still be easily broken) and is not a valid form of copy protection. In fact, CSS is not even copy protection at all; it does not prevent anyone from making a bit-for-bit copy of a DVD, therefore all it prevents is the playing of a DVD by an unlicensed player. I believe that DVD should be exempted from the DMCA for the above reason, among others. Another reason is that circumvention of CSS is necessary in order to gain fair use privileges of the copyrighted work without using licensed players. The absolute denial of fair use privileges without a license (or licensed player) from the DVD Consortium should not be supported by law. Nowhere in the DMCA does it restrict fair use privileges explicitly in this way.

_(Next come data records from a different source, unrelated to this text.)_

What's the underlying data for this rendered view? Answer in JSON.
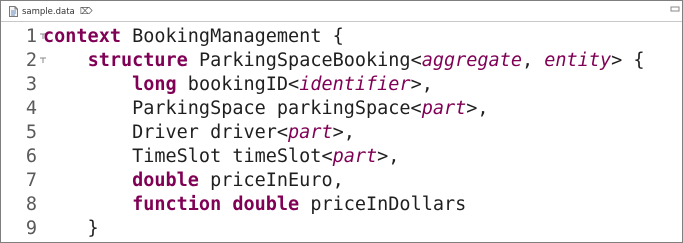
{
  "tab": {
    "title": "sample.data",
    "close_glyph": "⌦",
    "icon": "file-icon"
  },
  "editor": {
    "lines": [
      {
        "number": "1",
        "folded": true,
        "tokens": [
          {
            "t": "context",
            "c": "kw"
          },
          {
            "t": " BookingManagement {",
            "c": "tx"
          }
        ]
      },
      {
        "number": "2",
        "folded": true,
        "tokens": [
          {
            "t": "    ",
            "c": "tx"
          },
          {
            "t": "structure",
            "c": "kw"
          },
          {
            "t": " ParkingSpaceBooking<",
            "c": "tx"
          },
          {
            "t": "aggregate",
            "c": "tp"
          },
          {
            "t": ", ",
            "c": "tx"
          },
          {
            "t": "entity",
            "c": "tp"
          },
          {
            "t": "> {",
            "c": "tx"
          }
        ]
      },
      {
        "number": "3",
        "folded": false,
        "tokens": [
          {
            "t": "        ",
            "c": "tx"
          },
          {
            "t": "long",
            "c": "kw"
          },
          {
            "t": " bookingID<",
            "c": "tx"
          },
          {
            "t": "identifier",
            "c": "tp"
          },
          {
            "t": ">,",
            "c": "tx"
          }
        ]
      },
      {
        "number": "4",
        "folded": false,
        "tokens": [
          {
            "t": "        ParkingSpace parkingSpace<",
            "c": "tx"
          },
          {
            "t": "part",
            "c": "tp"
          },
          {
            "t": ">,",
            "c": "tx"
          }
        ]
      },
      {
        "number": "5",
        "folded": false,
        "tokens": [
          {
            "t": "        Driver driver<",
            "c": "tx"
          },
          {
            "t": "part",
            "c": "tp"
          },
          {
            "t": ">,",
            "c": "tx"
          }
        ]
      },
      {
        "number": "6",
        "folded": false,
        "tokens": [
          {
            "t": "        TimeSlot timeSlot<",
            "c": "tx"
          },
          {
            "t": "part",
            "c": "tp"
          },
          {
            "t": ">,",
            "c": "tx"
          }
        ]
      },
      {
        "number": "7",
        "folded": false,
        "tokens": [
          {
            "t": "        ",
            "c": "tx"
          },
          {
            "t": "double",
            "c": "kw"
          },
          {
            "t": " priceInEuro,",
            "c": "tx"
          }
        ]
      },
      {
        "number": "8",
        "folded": false,
        "tokens": [
          {
            "t": "        ",
            "c": "tx"
          },
          {
            "t": "function",
            "c": "kw"
          },
          {
            "t": " ",
            "c": "tx"
          },
          {
            "t": "double",
            "c": "kw"
          },
          {
            "t": " priceInDollars",
            "c": "tx"
          }
        ]
      },
      {
        "number": "9",
        "folded": false,
        "tokens": [
          {
            "t": "    }",
            "c": "tx"
          }
        ]
      }
    ]
  },
  "colors": {
    "keyword": "#7f0055",
    "text": "#1f1f1f",
    "line_number": "#5a5a5a"
  }
}
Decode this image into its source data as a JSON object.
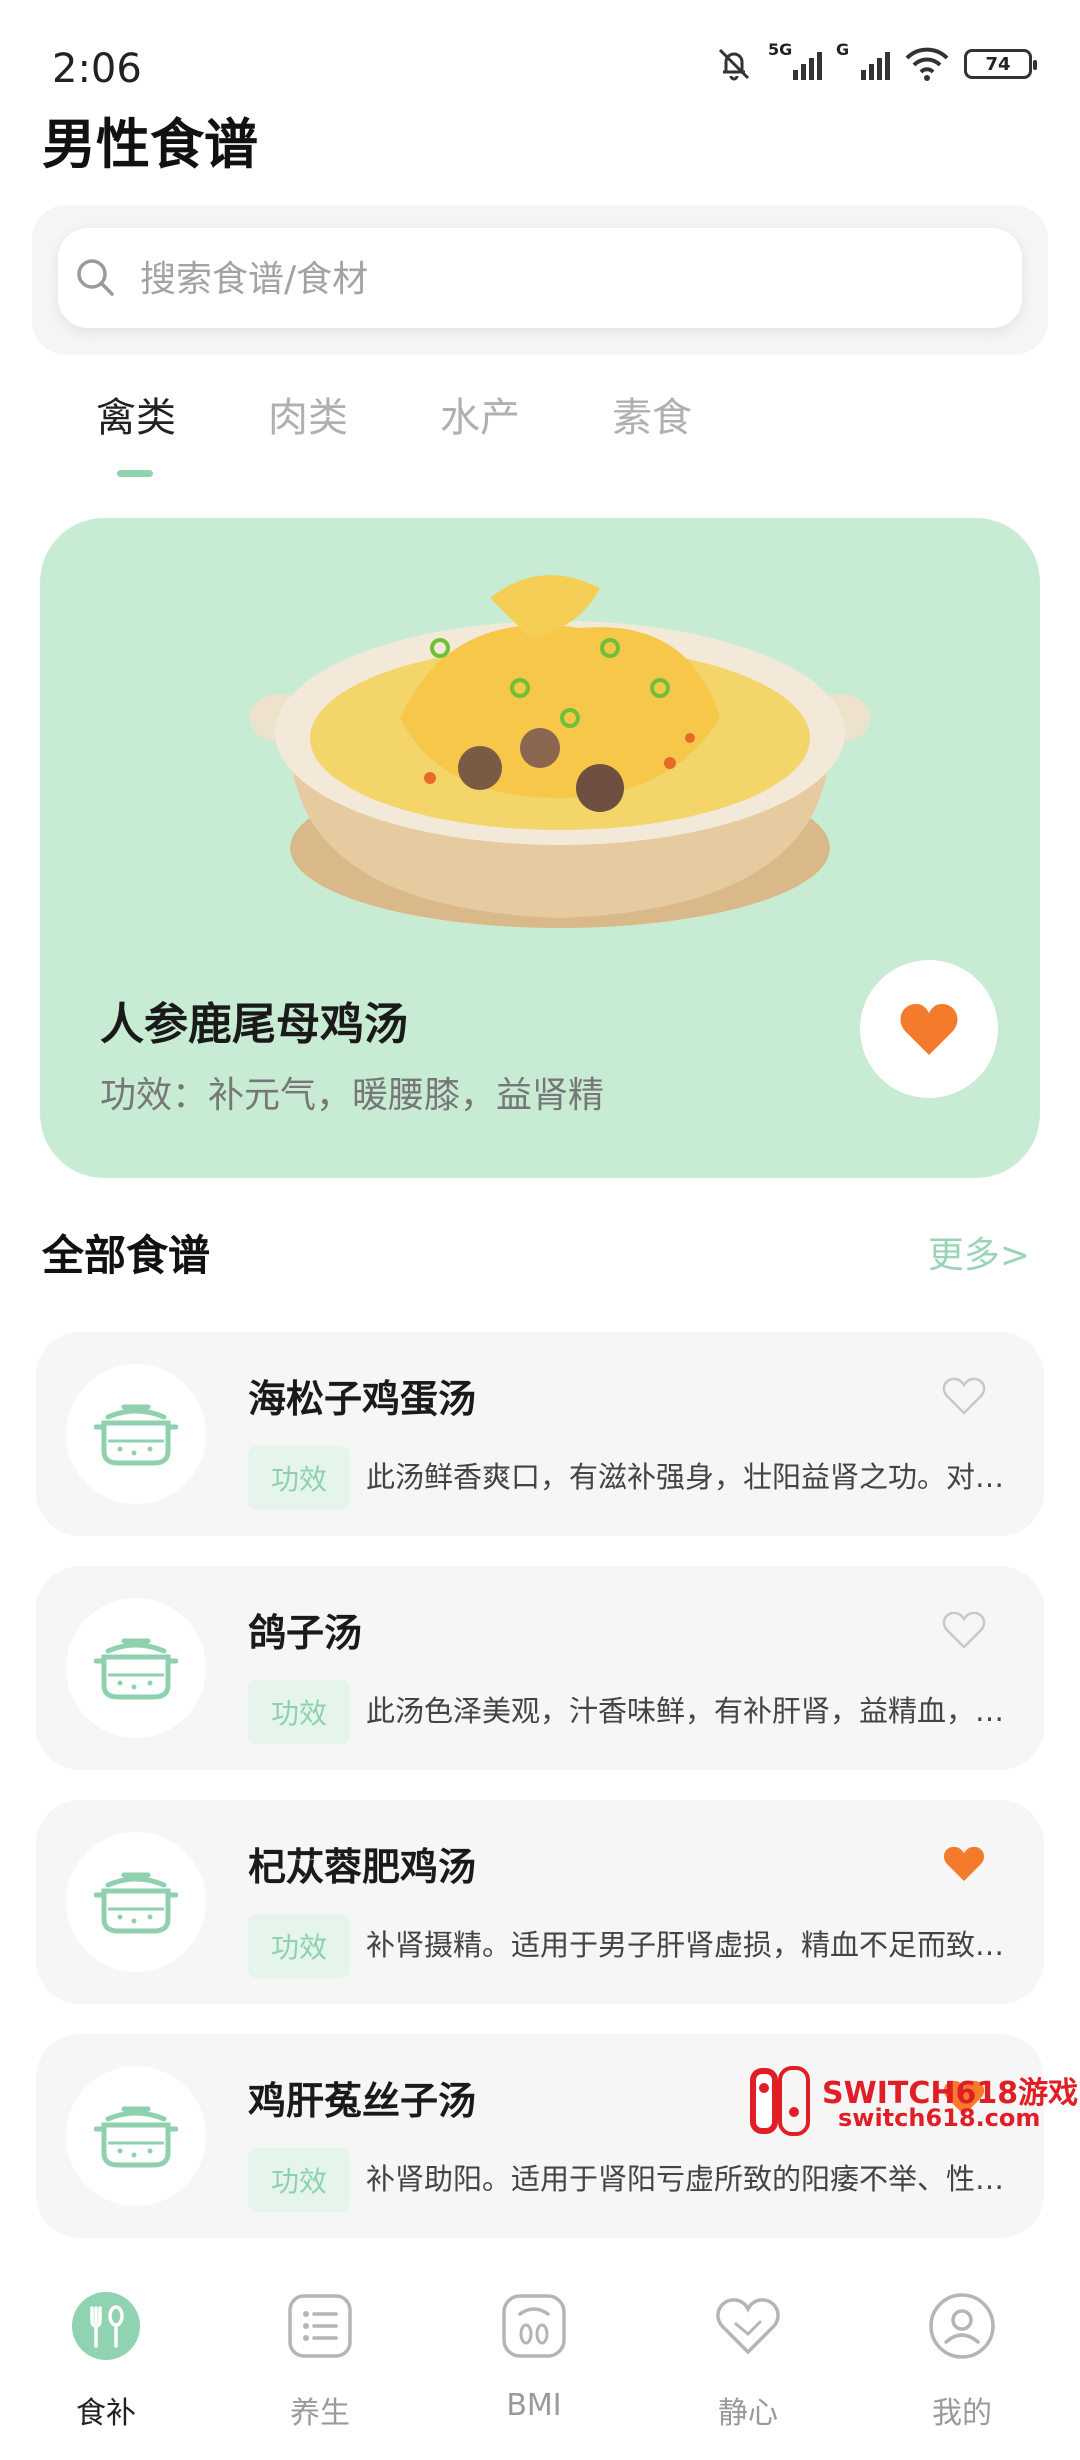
{
  "status_bar": {
    "time": "2:06",
    "signal1_label": "5G",
    "signal2_label": "G",
    "battery": "74"
  },
  "page_title": "男性食谱",
  "search": {
    "placeholder": "搜索食谱/食材"
  },
  "tabs": [
    {
      "label": "禽类",
      "active": true
    },
    {
      "label": "肉类",
      "active": false
    },
    {
      "label": "水产",
      "active": false
    },
    {
      "label": "素食",
      "active": false
    }
  ],
  "featured": {
    "name": "人参鹿尾母鸡汤",
    "effect": "功效：补元气，暖腰膝，益肾精",
    "liked": true,
    "image_icon": "chicken-soup-pot-illustration"
  },
  "section": {
    "title": "全部食谱",
    "more": "更多>"
  },
  "recipes": [
    {
      "name": "海松子鸡蛋汤",
      "tag": "功效",
      "desc": "此汤鲜香爽口，有滋补强身，壮阳益肾之功。对男子阳痿、遗精等有良好的辅助治疗作用。",
      "liked": false
    },
    {
      "name": "鸽子汤",
      "tag": "功效",
      "desc": "此汤色泽美观，汁香味鲜，有补肝肾，益精血，强筋骨之功效。",
      "liked": false
    },
    {
      "name": "杞苁蓉肥鸡汤",
      "tag": "功效",
      "desc": "补肾摄精。适用于男子肝肾虚损，精血不足而致的遗精、阳痿等症。",
      "liked": true
    },
    {
      "name": "鸡肝菟丝子汤",
      "tag": "功效",
      "desc": "补肾助阳。适用于肾阳亏虚所致的阳痿不举、性欲减退等症。",
      "liked": true
    }
  ],
  "watermark": {
    "title": "SWITCH618游戏",
    "url": "switch618.com"
  },
  "bottom_nav": [
    {
      "label": "食补",
      "icon": "fork-spoon-icon",
      "active": true
    },
    {
      "label": "养生",
      "icon": "list-icon",
      "active": false
    },
    {
      "label": "BMI",
      "icon": "scale-icon",
      "active": false
    },
    {
      "label": "静心",
      "icon": "heart-hand-icon",
      "active": false
    },
    {
      "label": "我的",
      "icon": "person-icon",
      "active": false
    }
  ],
  "colors": {
    "accent": "#8fd3b0",
    "featured_bg": "#c8ecd3",
    "heart": "#f47b2c"
  }
}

CSS is actually an exercise in tying, i.e. requiring you to buy a specific player to play content, which is generally illegal under the antitrust laws. Thus, attempts to use the copyright laws to enforce a tying arrangement are improper. The DVD Consortium has set themselves up as a monopoly, and they are using a tying arrangement to make even more money by requiring a very high licensing fee for companies to produce a player. This is why they feel threatened by DeCSS. Not because they are afraid of piracy ruining them, but DVD players becoming freely available so that they wouldn't be able to tie DVD movies to licensed players anymore. The DVD CCA will be blowing a lot of smoke about piracy. I doubt they believe their own accusations themselves; the real issue is that they are attempting to illegally enforce their monopoly by tying the content of DVDs to licensed players. The DeCSS program defeats this. They are also attempting to blur the distinction between posting information and linking to information someone else posted. If this is accepted, it will have a devastating effect on free expression on the Internet. The Internet is nothing without hyperlinks; if everyone is concerned that just maybe you might link to someone who might link to something controversial, it could ruin the free expression currently enjoyed on the Internet. The DVD CCA also uses the analogy to the effect that breaking the encryption surrounding DVDs is like breaking into someone else's house: it is not their fault you broke in. This is faulty because I paid for my DVDs. I paid for the right to view those movies in my home and there is no restriction as to how I watch it. Watching it in Linux does not break the license in any way, therefore breaking CSS is tantamount to breaking into my own house. As long as I don't display it publicly or distribute copies to people who don't own a similar license, I'm legit. I request that you declare DVDs as exempt from the DMCA, and please take into consideration that if the DVD CCA gets their way, it could possibly have a very adverse effect on free speech on the Internet and the ability to reverse engineer to interoperate. Sincerely, Adam Lassek